By Steven Wishnia
The city Rent Guidelines Board (RGB) broke precedent on May 10, voting to suggest a range of possible rent increases rather than setting a specific number as its preliminary guideline for rent-stabilized apartments. But for the 1 million households affected, the result will be more of the same: higher rents.
The RGB voted 5-4 to propose allowing increases of 3 to 5.5 percent for a one-year lease renewal and 5.5 to 7.5 percent for two years. If the board approves the 5.5 and 7.5 percent guidelines at its final vote June 17, that would be the highest rent increases allowed since the 1980s.
RGB chair Marvin Markus justified the idea of proposing a range as a means of opening up debate. Landlord representative Harold Lubell cast the deciding vote, rather begrudgingly.
The RGB’s annual votes are ritual exercises in political theatre. Scores of tenants and landlords pack the room, tenants mostly elderly in yellow “Stronger Rent Laws Now” and pink and white “I’m a Tenant and I Vote” painter’s caps, landlords in the blue and white baseball caps of their lobbying group. Tenants usually outnumber landlords by about 2-1, and both sides cheer, boo, and heckle, while Markus—who tenants have nicknamed “Marvin Markup”—tries to keep order like an ill-tempered junior high-school teacher.
Yet over the last several years the outcome has been as preordained as pro wrestling. First, the two tenant representatives on the board propose a rent freeze or a minimal increase, talk about housing costs and homelessness, and lose 7-2. Then the two landlord representatives demand more money, warning that vast stretches of the outer boroughs will be abandoned if they don’t get it. This year they wanted a 9 percent increase, plus a $25-a-month surcharge on tenants who’d lived in the same apartment for eight years or more. Landlord representative Steven Schleider piously intoned that it’s the government, not property owners, who should subsidize poor people—while declaring that renewing a lease with only limited rent increases is “not a birthright, but a privilege.” Finally, the five public members pass a rent increase—as high as possible without causing political damage to the mayor who appointed them—with virtually no debate.
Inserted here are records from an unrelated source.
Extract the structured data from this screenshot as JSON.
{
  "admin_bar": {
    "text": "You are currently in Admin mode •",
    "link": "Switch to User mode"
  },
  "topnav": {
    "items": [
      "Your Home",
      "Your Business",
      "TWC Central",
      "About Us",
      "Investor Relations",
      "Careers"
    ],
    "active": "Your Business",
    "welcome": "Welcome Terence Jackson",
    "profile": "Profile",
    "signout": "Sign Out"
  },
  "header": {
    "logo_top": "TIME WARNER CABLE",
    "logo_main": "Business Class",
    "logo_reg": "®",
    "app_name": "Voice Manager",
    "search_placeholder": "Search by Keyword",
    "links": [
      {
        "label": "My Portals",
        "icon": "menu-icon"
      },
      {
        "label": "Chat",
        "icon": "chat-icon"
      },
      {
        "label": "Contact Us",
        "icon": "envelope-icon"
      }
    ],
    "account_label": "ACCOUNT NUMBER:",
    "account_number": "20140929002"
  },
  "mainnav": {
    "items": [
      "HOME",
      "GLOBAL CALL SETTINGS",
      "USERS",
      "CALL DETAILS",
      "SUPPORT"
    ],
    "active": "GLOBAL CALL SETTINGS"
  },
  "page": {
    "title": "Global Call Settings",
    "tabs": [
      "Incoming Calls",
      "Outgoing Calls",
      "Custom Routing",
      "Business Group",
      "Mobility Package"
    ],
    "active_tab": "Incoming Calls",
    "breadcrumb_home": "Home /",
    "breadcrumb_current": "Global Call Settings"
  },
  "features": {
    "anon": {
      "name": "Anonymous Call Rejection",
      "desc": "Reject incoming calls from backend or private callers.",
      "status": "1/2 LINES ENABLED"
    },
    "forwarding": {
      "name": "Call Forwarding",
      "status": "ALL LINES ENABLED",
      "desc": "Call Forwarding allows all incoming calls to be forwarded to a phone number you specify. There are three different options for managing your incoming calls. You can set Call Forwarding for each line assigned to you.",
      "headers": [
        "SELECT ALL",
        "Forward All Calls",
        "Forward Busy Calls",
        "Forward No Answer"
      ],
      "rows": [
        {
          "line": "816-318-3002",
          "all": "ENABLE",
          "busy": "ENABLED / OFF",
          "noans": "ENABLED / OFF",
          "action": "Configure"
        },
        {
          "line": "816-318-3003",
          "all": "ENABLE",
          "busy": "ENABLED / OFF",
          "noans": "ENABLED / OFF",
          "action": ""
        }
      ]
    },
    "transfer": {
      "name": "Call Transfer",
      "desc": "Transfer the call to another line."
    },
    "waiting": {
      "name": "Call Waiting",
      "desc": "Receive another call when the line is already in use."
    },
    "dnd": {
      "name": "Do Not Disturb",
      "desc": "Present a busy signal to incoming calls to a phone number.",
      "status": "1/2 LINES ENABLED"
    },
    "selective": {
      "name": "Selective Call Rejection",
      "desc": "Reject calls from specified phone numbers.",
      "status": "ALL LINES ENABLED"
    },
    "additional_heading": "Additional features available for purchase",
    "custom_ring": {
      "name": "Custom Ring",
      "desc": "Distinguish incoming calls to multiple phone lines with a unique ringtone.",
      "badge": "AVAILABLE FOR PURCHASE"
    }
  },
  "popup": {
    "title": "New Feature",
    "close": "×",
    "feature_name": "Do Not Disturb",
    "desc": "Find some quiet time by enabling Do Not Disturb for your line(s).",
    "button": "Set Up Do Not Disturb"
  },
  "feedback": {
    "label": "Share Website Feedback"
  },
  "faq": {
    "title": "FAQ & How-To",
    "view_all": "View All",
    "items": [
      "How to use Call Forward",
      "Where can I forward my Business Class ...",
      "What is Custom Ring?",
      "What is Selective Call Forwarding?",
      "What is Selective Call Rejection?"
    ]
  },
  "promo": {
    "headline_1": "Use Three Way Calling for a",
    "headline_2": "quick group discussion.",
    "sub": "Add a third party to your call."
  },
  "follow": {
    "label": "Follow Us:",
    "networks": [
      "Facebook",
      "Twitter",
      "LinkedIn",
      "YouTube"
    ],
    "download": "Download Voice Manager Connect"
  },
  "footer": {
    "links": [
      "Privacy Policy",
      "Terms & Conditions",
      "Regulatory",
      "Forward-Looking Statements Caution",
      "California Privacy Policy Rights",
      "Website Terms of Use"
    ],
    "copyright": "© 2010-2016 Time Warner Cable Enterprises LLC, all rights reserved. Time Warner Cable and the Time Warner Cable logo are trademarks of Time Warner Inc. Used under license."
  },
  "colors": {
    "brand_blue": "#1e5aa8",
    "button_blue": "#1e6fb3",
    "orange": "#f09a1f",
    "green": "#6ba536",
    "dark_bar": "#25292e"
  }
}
Markus “will do whatever he can to get rents up,” says Michael McKee of Tenants & Neighbors, while “most of the public members don’t have a clue about what real people go through.”
Tenants had the small victories of defeating the surcharge for long-term tenants—called an “equalization allowance” by Markus and a “senior-citizen tax” by tenants—and turning back the Bloomberg administration’s efforts to use the alleged costs of enforcing the city’s new lead-paint law to justify raising rents. Still, the endless rounds of annual rent increases are discouraging to many.
“It’s demoralizing to be a part of this process. I’m tired of everything being balanced on the backs of working and poor people,” tenant representative Adriene Holder said after the vote. “This process has been all about setting landlords’ profit margins. It needs to be about the tenants.”
Tenants Speak out at May 10 Rent Board Meeting.
Photo: Fred Askew